    For more information about SAMs, email Dr. Melinda Kirschner.

    UCLA Counseling and Psychological Services (CAPS) is a welcoming and valuable resource for student veterans. CAPS works with several campus partners, including working closely with the Veteran Resource Office and the Veteran Resource Team to assist student veterans in maximizing their full potential at UCLA and accessing specialized services for student veterans. Our CAPS services capitalize on the strengths, experience, leadership and diversity that student veterans and military personnel bring to our campus. We are invested in your successful transition to UCLA and here to provide support as detailed in our services below.
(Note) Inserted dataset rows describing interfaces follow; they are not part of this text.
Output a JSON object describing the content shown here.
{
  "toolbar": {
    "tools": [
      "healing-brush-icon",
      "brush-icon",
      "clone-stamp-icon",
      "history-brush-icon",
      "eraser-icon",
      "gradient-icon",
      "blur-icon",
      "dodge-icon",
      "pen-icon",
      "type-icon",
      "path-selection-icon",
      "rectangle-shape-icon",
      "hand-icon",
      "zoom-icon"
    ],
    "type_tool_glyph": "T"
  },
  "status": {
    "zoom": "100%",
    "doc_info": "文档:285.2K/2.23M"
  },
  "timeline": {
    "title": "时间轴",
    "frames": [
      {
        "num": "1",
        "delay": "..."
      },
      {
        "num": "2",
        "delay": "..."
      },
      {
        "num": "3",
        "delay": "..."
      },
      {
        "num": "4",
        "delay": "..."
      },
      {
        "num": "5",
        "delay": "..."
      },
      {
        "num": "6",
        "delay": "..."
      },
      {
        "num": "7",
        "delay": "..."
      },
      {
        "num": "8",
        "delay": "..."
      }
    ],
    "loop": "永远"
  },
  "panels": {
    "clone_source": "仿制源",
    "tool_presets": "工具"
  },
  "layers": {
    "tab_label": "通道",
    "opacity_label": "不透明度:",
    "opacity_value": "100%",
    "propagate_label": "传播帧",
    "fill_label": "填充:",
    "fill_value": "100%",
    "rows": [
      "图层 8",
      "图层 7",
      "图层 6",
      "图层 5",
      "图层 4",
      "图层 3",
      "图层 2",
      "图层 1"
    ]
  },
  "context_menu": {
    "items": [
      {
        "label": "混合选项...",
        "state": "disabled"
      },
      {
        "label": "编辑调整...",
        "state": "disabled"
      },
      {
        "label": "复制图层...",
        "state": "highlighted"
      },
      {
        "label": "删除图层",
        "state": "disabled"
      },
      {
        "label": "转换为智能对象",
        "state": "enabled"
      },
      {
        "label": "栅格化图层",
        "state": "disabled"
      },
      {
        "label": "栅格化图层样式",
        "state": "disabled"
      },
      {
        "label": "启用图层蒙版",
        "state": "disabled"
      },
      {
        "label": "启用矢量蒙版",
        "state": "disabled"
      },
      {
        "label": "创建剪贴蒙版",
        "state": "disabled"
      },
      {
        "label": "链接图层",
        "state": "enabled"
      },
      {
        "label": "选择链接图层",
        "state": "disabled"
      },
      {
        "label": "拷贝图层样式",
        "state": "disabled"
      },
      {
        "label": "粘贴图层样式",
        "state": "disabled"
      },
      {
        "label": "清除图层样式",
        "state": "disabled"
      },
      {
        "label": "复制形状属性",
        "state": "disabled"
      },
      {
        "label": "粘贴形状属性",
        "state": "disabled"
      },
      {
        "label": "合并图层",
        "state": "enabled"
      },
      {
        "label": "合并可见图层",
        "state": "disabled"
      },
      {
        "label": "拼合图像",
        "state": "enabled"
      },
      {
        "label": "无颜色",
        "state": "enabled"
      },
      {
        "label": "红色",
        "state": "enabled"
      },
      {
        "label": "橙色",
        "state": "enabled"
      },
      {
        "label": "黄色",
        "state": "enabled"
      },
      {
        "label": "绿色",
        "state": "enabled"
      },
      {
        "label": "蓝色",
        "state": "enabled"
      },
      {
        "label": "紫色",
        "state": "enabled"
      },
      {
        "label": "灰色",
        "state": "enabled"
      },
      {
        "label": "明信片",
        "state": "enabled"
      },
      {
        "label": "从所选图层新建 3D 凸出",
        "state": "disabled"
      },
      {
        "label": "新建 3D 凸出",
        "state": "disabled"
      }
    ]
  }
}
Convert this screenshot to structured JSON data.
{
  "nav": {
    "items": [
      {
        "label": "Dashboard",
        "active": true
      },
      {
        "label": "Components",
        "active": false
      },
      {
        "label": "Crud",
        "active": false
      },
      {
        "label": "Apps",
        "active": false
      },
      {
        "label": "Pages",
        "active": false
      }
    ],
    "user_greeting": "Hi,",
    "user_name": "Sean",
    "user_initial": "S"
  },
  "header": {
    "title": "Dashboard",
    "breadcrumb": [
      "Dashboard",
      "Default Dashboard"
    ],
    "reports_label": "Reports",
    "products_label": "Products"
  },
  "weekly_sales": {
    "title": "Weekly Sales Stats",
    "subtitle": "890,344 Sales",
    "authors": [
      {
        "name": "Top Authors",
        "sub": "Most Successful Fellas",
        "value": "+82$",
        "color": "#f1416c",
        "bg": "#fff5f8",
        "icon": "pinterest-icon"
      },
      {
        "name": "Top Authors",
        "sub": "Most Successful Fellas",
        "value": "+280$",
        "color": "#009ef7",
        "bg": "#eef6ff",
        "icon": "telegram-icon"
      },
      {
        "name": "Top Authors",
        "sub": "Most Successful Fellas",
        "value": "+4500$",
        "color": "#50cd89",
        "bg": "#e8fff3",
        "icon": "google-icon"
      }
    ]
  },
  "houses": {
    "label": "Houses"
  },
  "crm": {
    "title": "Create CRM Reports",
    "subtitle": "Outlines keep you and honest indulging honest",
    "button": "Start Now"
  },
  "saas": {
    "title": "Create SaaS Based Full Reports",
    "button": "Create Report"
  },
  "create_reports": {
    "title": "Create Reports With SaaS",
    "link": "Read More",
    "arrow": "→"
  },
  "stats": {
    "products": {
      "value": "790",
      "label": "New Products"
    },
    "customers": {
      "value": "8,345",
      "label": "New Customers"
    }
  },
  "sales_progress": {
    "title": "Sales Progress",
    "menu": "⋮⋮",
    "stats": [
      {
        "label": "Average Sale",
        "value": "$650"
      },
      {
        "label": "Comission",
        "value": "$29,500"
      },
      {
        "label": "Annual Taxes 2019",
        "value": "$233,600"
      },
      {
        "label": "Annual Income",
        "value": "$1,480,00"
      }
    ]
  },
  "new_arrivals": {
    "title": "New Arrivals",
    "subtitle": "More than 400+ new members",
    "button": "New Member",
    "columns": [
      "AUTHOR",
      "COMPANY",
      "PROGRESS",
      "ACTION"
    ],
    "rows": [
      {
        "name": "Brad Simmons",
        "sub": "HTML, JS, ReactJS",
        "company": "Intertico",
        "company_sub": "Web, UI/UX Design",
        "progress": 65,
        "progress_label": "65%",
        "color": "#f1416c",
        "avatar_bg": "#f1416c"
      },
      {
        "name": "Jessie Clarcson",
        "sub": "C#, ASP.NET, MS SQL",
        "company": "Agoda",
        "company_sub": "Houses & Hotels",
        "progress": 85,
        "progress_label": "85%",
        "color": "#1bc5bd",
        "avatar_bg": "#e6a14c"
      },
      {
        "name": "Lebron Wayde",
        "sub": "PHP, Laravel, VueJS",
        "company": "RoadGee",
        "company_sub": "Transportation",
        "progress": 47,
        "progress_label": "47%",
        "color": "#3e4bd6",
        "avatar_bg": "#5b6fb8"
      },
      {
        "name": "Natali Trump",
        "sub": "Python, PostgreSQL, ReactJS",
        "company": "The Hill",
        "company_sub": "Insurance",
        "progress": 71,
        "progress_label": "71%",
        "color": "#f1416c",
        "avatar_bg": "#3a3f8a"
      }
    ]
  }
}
    CAPS provides a range of services to student veterans, and additional services are available upon request.

    Visit Veteran Resources for additional veteran resources in the Greater Los Angeles area and online.
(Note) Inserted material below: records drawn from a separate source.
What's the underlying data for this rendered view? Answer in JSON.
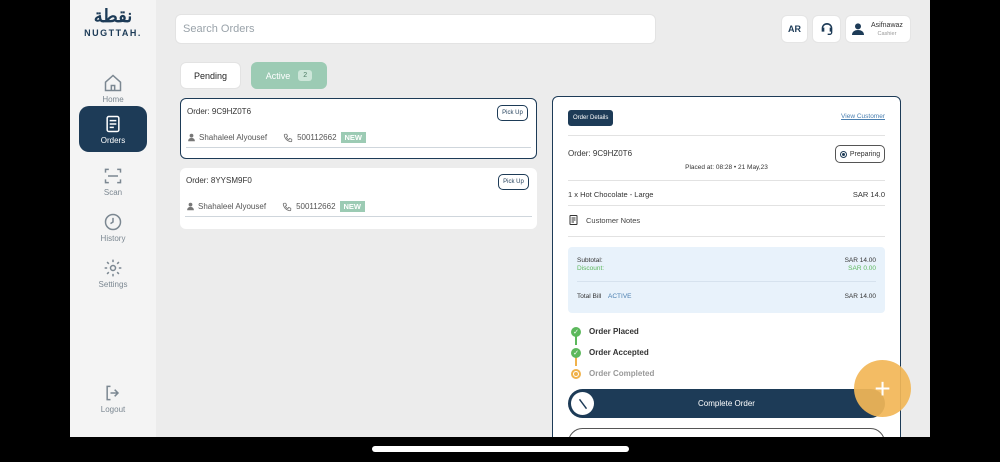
{
  "brand": {
    "arabic": "نقطة",
    "latin": "NUGTTAH."
  },
  "sidebar": {
    "items": [
      {
        "label": "Home",
        "icon": "home-icon"
      },
      {
        "label": "Orders",
        "icon": "orders-icon",
        "active": true
      },
      {
        "label": "Scan",
        "icon": "scan-icon"
      },
      {
        "label": "History",
        "icon": "clock-icon"
      },
      {
        "label": "Settings",
        "icon": "gear-icon"
      }
    ],
    "logout": "Logout"
  },
  "header": {
    "search_placeholder": "Search Orders",
    "lang": "AR",
    "user": {
      "name": "Asifnawaz",
      "role": "Cashier"
    }
  },
  "tabs": {
    "pending": "Pending",
    "active": "Active",
    "active_count": "2"
  },
  "orders": [
    {
      "id": "Order: 9C9HZ0T6",
      "pickup": "Pick Up",
      "customer": "Shahaleel Alyousef",
      "phone": "500112662",
      "badge": "NEW"
    },
    {
      "id": "Order: 8YYSM9F0",
      "pickup": "Pick Up",
      "customer": "Shahaleel Alyousef",
      "phone": "500112662",
      "badge": "NEW"
    }
  ],
  "details": {
    "chip": "Order Details",
    "view_customer": "View Customer",
    "order_id": "Order: 9C9HZ0T6",
    "status": "Preparing",
    "placed_at": "Placed at: 08:28 • 21 May,23",
    "item": {
      "name": "1 x Hot Chocolate - Large",
      "price": "SAR 14.0"
    },
    "notes": "Customer Notes",
    "subtotal_label": "Subtotal:",
    "subtotal": "SAR 14.00",
    "discount_label": "Discount:",
    "discount": "SAR 0.00",
    "total_label": "Total Bill",
    "total_tag": "ACTIVE",
    "total": "SAR 14.00",
    "steps": [
      "Order Placed",
      "Order Accepted",
      "Order Completed"
    ],
    "complete_button": "Complete Order"
  },
  "colors": {
    "primary": "#1d3b57",
    "accent_green": "#9ccbb4",
    "fab": "#f2b757",
    "success": "#5cb85c"
  }
}
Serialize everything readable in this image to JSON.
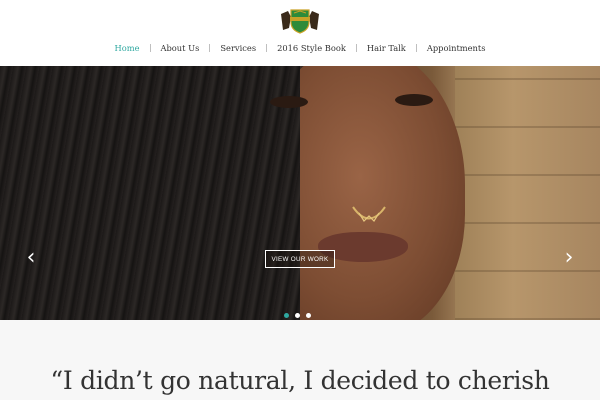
{
  "logo": {
    "icon": "crest-logo-icon"
  },
  "nav": {
    "items": [
      {
        "label": "Home",
        "active": true
      },
      {
        "label": "About Us",
        "active": false
      },
      {
        "label": "Services",
        "active": false
      },
      {
        "label": "2016 Style Book",
        "active": false
      },
      {
        "label": "Hair Talk",
        "active": false
      },
      {
        "label": "Appointments",
        "active": false
      }
    ],
    "accent_color": "#2fa8a0"
  },
  "hero": {
    "cta_label": "VIEW OUR WORK",
    "prev_arrow": "‹",
    "next_arrow": "›",
    "slide_count": 3,
    "active_slide": 1
  },
  "quote": {
    "text": "“I didn’t go natural, I decided to cherish"
  }
}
    Boots to Bruins

    Boots to Bruins Fiat Lux course for student veterans and military members

    Research focusing on impediments to academic success indicates that as many as 40% of returning veterans may struggle with psychological and cognitive concerns, as well as issues of social and academic integration. Conversely, research also highlights the assets that student veterans can bring to their college experience, including specialized vocational experience, self-reliance and organizational skills, and an ability to function adeptly within a hierarchical organization. The course aims to:

    • Build a sense of community among student veterans by connecting you with other student veterans on campus (who are typically older & have varied life experiences such as living overseas, combat, more work experience, etc.)
    • Raise awareness of common transition experiences for student veterans to the UCLA community and campus
    • Educate student veterans about academic and veteran-specific resources that are available to them on and off campus to enhance success at UCLA.

    Please e-mail the instructor, Dr. Katy Jakle, if you would like additional information about the course. Please contact Emily Ives, if you have any difficulty with enrollment.

    Counseling & Psychotherapy

    Counseling Services, including individual counseling and psychotherapy, group therapy, couples counseling, emergency intervention, and psychological testing. Common areas of counseling include:

      In addition to the Student Veteran Specialist on staff, we have several other staff members with prior experience working with veterans. We also have staff members trained in empirically-supported treatments for PTSD including Prolonged Exposure and Cognitive Processing Therapy.

      Visit CAPS for a Brief Screening, to explore options for counseling or to begin treatment.

      If you have urgent counseling needs, please call our 24-hour counseling line at 310-825-0768. You can also call the VA hotline at 310-273-TALK (8255). In an emergency, please call 911 or go to your nearest Emergency Room.

      Student Veteran Group

      Student Veteran Group, is designed for military veterans and active servicemembers to talk about how skills from the military may impact their transition to UCLA. The goal of the group is to promote successful navigation of new roles and promote attainment of educational and professional objectives. The structure of this group is flexible and will deal with issues that arise from members’ concerns. Please e-mail Dr. Katy Jakle for more information and to schedule a pre-group screening appointment.

      Outreach Programming

      For students: Check the Veteran Resource Office website and Facebook page for more information about social and educational programming for students, including Student Veteran First Mondays Series, a monthly lunch from 12pm-1pm on a topic of interest to our students.

      For staff/faculty/administration: The VA Campus Toolkit provides faculty, staff, and administrators resources to support student Veterans on campus.

      Please e-mail Dr. Katy Jakle, if you would more information about outreach opportunities for students, faculty or staff.